▸ WORK TO BE COMPLETED
Take the entries below and reproduce them word for word.
───── EXERCISE MATERIALS ─────
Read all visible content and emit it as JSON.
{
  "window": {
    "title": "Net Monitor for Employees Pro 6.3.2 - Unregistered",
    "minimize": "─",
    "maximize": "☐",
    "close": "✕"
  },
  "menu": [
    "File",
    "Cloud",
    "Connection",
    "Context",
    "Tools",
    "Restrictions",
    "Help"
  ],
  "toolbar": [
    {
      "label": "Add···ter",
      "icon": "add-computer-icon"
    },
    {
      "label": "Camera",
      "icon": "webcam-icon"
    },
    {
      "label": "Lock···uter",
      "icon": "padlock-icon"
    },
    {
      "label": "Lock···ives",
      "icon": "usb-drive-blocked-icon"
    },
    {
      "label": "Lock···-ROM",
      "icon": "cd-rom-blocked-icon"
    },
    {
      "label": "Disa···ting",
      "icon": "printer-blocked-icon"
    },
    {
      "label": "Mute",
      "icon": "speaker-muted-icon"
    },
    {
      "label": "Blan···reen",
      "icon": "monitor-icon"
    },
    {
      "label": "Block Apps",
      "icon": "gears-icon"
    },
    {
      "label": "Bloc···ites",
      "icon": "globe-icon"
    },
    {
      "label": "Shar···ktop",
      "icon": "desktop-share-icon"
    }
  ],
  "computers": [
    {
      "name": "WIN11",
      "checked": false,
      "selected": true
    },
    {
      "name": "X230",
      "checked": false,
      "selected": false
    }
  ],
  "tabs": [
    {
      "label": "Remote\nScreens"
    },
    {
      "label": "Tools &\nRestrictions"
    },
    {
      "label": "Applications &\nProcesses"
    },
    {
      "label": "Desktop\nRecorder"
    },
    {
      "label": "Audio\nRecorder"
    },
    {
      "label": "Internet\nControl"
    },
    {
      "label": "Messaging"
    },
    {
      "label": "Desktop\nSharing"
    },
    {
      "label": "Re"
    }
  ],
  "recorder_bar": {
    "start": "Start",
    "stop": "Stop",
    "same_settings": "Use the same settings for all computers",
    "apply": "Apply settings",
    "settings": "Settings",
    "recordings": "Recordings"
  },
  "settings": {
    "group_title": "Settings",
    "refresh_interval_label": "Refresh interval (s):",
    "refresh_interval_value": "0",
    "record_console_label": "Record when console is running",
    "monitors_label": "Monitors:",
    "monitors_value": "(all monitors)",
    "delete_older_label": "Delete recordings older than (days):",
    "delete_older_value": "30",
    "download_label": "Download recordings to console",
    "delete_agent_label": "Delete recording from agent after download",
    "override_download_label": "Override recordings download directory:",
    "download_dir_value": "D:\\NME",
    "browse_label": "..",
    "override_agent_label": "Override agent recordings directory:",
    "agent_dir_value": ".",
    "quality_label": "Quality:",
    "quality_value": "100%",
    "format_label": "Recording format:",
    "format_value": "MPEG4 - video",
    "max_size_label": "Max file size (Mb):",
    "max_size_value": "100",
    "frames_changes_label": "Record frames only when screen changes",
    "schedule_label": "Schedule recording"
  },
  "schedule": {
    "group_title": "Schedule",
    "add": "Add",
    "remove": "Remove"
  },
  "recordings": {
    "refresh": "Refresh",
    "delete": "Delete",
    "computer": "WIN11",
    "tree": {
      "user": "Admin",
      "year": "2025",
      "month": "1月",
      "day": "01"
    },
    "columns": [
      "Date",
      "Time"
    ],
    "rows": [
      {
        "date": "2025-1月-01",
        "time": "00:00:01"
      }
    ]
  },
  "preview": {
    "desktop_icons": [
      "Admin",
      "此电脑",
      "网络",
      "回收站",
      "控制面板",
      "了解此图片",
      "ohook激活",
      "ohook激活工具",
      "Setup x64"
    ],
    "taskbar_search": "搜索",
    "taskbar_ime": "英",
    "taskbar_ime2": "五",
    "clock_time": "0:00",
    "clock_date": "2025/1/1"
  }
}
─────
▸ REPLY
Read all visible content and emit it as JSON.
{
  "window": {
    "title": "Net Monitor for Employees Pro 6.3.2 - Unregistered",
    "minimize": "─",
    "maximize": "☐",
    "close": "✕"
  },
  "menu": [
    "File",
    "Cloud",
    "Connection",
    "Context",
    "Tools",
    "Restrictions",
    "Help"
  ],
  "toolbar": [
    {
      "label": "Add···ter",
      "icon": "add-computer-icon"
    },
    {
      "label": "Camera",
      "icon": "webcam-icon"
    },
    {
      "label": "Lock···uter",
      "icon": "padlock-icon"
    },
    {
      "label": "Lock···ives",
      "icon": "usb-drive-blocked-icon"
    },
    {
      "label": "Lock···-ROM",
      "icon": "cd-rom-blocked-icon"
    },
    {
      "label": "Disa···ting",
      "icon": "printer-blocked-icon"
    },
    {
      "label": "Mute",
      "icon": "speaker-muted-icon"
    },
    {
      "label": "Blan···reen",
      "icon": "monitor-icon"
    },
    {
      "label": "Block Apps",
      "icon": "gears-icon"
    },
    {
      "label": "Bloc···ites",
      "icon": "globe-icon"
    },
    {
      "label": "Shar···ktop",
      "icon": "desktop-share-icon"
    }
  ],
  "computers": [
    {
      "name": "WIN11",
      "checked": false,
      "selected": true
    },
    {
      "name": "X230",
      "checked": false,
      "selected": false
    }
  ],
  "tabs": [
    {
      "label": "Remote\nScreens"
    },
    {
      "label": "Tools &\nRestrictions"
    },
    {
      "label": "Applications &\nProcesses"
    },
    {
      "label": "Desktop\nRecorder"
    },
    {
      "label": "Audio\nRecorder"
    },
    {
      "label": "Internet\nControl"
    },
    {
      "label": "Messaging"
    },
    {
      "label": "Desktop\nSharing"
    },
    {
      "label": "Re"
    }
  ],
  "recorder_bar": {
    "start": "Start",
    "stop": "Stop",
    "same_settings": "Use the same settings for all computers",
    "apply": "Apply settings",
    "settings": "Settings",
    "recordings": "Recordings"
  },
  "settings": {
    "group_title": "Settings",
    "refresh_interval_label": "Refresh interval (s):",
    "refresh_interval_value": "0",
    "record_console_label": "Record when console is running",
    "monitors_label": "Monitors:",
    "monitors_value": "(all monitors)",
    "delete_older_label": "Delete recordings older than (days):",
    "delete_older_value": "30",
    "download_label": "Download recordings to console",
    "delete_agent_label": "Delete recording from agent after download",
    "override_download_label": "Override recordings download directory:",
    "download_dir_value": "D:\\NME",
    "browse_label": "..",
    "override_agent_label": "Override agent recordings directory:",
    "agent_dir_value": ".",
    "quality_label": "Quality:",
    "quality_value": "100%",
    "format_label": "Recording format:",
    "format_value": "MPEG4 - video",
    "max_size_label": "Max file size (Mb):",
    "max_size_value": "100",
    "frames_changes_label": "Record frames only when screen changes",
    "schedule_label": "Schedule recording"
  },
  "schedule": {
    "group_title": "Schedule",
    "add": "Add",
    "remove": "Remove"
  },
  "recordings": {
    "refresh": "Refresh",
    "delete": "Delete",
    "computer": "WIN11",
    "tree": {
      "user": "Admin",
      "year": "2025",
      "month": "1月",
      "day": "01"
    },
    "columns": [
      "Date",
      "Time"
    ],
    "rows": [
      {
        "date": "2025-1月-01",
        "time": "00:00:01"
      }
    ]
  },
  "preview": {
    "desktop_icons": [
      "Admin",
      "此电脑",
      "网络",
      "回收站",
      "控制面板",
      "了解此图片",
      "ohook激活",
      "ohook激活工具",
      "Setup x64"
    ],
    "taskbar_search": "搜索",
    "taskbar_ime": "英",
    "taskbar_ime2": "五",
    "clock_time": "0:00",
    "clock_date": "2025/1/1"
  }
}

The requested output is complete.